───── Supplied data

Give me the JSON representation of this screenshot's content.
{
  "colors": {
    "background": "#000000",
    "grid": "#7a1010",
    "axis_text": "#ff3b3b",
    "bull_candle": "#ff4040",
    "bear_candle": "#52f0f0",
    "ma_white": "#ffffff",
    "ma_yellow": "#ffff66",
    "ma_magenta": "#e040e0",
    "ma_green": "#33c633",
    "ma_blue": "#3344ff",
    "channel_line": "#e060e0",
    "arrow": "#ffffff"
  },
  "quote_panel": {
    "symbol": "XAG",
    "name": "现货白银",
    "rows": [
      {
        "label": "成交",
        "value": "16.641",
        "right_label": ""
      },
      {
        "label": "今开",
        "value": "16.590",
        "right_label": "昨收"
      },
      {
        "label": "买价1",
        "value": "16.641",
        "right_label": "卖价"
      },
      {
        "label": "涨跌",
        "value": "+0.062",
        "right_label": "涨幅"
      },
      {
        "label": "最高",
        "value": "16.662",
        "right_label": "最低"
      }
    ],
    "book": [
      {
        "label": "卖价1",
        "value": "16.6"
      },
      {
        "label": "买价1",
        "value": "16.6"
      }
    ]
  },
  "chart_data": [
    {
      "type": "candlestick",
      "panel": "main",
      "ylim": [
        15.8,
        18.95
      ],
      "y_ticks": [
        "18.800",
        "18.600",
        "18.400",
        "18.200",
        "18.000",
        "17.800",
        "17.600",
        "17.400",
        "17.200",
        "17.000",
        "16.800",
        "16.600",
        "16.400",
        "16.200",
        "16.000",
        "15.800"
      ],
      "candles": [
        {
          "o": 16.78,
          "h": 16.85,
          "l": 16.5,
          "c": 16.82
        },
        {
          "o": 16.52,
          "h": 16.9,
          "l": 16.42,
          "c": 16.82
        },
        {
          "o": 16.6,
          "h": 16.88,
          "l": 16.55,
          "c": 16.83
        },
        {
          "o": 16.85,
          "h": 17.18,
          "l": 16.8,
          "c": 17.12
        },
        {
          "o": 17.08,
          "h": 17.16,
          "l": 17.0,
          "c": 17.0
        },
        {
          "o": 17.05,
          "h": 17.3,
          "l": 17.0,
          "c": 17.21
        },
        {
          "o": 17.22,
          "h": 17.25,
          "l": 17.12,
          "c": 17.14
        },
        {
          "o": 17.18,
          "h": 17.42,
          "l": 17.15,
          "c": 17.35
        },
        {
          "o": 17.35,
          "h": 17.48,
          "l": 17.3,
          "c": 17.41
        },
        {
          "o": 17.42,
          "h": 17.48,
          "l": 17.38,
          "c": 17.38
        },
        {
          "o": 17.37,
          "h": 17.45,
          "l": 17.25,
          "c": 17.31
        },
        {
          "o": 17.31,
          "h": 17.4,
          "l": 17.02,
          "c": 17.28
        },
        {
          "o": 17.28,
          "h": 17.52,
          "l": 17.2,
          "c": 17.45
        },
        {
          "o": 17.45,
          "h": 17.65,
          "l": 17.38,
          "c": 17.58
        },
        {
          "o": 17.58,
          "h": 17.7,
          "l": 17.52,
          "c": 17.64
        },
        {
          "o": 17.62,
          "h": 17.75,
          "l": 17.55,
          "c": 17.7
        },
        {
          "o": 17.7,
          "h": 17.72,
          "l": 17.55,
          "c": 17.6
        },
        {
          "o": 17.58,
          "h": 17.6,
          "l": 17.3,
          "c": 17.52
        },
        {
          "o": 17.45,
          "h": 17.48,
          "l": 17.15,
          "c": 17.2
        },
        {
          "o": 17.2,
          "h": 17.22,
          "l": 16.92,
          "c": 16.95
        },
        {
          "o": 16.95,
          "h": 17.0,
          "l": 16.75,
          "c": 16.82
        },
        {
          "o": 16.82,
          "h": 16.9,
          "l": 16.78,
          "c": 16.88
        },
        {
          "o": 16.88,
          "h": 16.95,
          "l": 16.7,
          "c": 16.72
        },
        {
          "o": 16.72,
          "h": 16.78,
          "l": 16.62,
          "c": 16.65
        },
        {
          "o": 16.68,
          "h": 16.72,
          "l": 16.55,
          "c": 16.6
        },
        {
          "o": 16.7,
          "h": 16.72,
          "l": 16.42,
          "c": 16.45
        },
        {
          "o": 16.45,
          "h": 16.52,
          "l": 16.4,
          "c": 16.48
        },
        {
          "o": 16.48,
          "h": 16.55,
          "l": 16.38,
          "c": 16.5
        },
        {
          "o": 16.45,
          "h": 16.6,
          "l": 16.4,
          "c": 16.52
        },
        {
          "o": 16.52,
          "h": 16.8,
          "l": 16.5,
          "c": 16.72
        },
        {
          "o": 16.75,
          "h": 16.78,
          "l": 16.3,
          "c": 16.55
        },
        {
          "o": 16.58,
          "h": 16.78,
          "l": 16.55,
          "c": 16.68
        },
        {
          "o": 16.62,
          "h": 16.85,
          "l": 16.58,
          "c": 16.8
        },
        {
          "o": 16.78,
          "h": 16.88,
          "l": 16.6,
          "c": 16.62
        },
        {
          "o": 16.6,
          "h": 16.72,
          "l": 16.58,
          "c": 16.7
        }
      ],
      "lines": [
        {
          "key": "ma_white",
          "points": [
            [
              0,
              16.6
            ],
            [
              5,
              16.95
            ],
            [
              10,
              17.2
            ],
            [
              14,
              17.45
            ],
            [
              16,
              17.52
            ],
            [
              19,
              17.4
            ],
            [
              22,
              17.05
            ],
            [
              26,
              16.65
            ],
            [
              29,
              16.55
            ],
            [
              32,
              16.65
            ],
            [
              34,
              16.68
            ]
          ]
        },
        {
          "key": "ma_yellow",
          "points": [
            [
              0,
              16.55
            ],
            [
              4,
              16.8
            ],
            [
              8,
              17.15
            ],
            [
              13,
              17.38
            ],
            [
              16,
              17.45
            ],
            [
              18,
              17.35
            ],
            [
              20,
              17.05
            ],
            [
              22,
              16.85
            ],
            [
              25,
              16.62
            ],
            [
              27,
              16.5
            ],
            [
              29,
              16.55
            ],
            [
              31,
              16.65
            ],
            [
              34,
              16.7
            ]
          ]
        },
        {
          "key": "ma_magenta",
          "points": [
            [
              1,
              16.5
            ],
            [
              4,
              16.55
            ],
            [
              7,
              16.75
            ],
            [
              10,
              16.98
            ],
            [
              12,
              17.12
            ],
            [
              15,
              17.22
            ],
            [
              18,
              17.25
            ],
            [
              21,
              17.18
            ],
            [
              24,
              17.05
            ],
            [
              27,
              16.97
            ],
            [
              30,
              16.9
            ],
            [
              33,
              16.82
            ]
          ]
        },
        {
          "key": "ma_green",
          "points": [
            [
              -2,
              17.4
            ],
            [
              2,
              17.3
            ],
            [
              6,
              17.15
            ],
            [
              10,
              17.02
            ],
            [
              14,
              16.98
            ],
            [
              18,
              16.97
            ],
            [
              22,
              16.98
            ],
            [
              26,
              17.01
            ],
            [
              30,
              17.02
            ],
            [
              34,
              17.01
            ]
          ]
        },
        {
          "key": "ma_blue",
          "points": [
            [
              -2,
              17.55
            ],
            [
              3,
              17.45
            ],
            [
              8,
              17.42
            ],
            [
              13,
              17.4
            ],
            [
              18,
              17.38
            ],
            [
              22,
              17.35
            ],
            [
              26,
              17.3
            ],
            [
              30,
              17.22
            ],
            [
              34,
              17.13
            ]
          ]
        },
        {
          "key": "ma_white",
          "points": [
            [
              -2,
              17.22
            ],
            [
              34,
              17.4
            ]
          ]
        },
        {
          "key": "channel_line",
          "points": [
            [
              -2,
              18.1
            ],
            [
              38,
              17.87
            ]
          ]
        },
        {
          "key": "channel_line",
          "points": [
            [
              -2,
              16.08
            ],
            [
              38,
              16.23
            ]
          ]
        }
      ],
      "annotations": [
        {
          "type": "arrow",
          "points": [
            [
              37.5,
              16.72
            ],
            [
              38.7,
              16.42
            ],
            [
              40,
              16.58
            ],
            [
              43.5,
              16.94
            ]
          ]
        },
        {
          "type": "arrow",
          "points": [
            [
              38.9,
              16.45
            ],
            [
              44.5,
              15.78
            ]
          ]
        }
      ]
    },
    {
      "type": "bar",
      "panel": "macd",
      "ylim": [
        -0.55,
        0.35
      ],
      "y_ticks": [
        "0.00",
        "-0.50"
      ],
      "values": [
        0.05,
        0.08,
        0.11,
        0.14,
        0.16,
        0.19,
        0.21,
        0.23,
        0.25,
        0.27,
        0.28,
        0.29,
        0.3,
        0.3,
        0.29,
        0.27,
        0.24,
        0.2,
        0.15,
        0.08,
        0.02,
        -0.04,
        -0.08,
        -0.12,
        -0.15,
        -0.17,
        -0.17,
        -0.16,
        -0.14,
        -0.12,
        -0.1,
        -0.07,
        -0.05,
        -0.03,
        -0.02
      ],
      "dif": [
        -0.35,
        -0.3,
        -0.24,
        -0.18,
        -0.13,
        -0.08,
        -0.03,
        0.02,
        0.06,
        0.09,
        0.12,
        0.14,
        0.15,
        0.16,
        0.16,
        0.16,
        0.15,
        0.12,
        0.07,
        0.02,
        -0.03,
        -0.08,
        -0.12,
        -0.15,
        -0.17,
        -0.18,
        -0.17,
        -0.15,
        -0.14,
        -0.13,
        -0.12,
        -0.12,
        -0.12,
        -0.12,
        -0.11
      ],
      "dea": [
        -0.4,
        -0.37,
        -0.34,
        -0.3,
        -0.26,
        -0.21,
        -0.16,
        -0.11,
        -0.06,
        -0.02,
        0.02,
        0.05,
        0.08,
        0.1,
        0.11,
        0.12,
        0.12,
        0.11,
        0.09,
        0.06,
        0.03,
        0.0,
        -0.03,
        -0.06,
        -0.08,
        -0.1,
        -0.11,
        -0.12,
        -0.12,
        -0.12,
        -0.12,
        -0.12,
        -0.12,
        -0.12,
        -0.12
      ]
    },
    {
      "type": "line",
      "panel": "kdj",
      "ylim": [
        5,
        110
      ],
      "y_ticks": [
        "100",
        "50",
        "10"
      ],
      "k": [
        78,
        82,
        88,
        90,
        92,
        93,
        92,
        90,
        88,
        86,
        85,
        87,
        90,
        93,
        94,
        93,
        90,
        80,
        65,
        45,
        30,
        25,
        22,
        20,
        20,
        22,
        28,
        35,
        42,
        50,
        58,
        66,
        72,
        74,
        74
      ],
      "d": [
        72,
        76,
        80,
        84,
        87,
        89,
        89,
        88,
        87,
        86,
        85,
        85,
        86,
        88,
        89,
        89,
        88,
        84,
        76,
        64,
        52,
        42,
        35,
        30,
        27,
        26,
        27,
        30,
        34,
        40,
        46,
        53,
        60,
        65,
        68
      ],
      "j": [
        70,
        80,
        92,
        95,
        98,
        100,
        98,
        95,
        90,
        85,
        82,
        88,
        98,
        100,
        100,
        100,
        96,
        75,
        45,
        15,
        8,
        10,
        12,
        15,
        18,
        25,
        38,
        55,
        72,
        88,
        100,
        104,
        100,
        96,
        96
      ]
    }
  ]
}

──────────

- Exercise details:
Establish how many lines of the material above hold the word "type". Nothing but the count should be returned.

- Output for this exercise:
5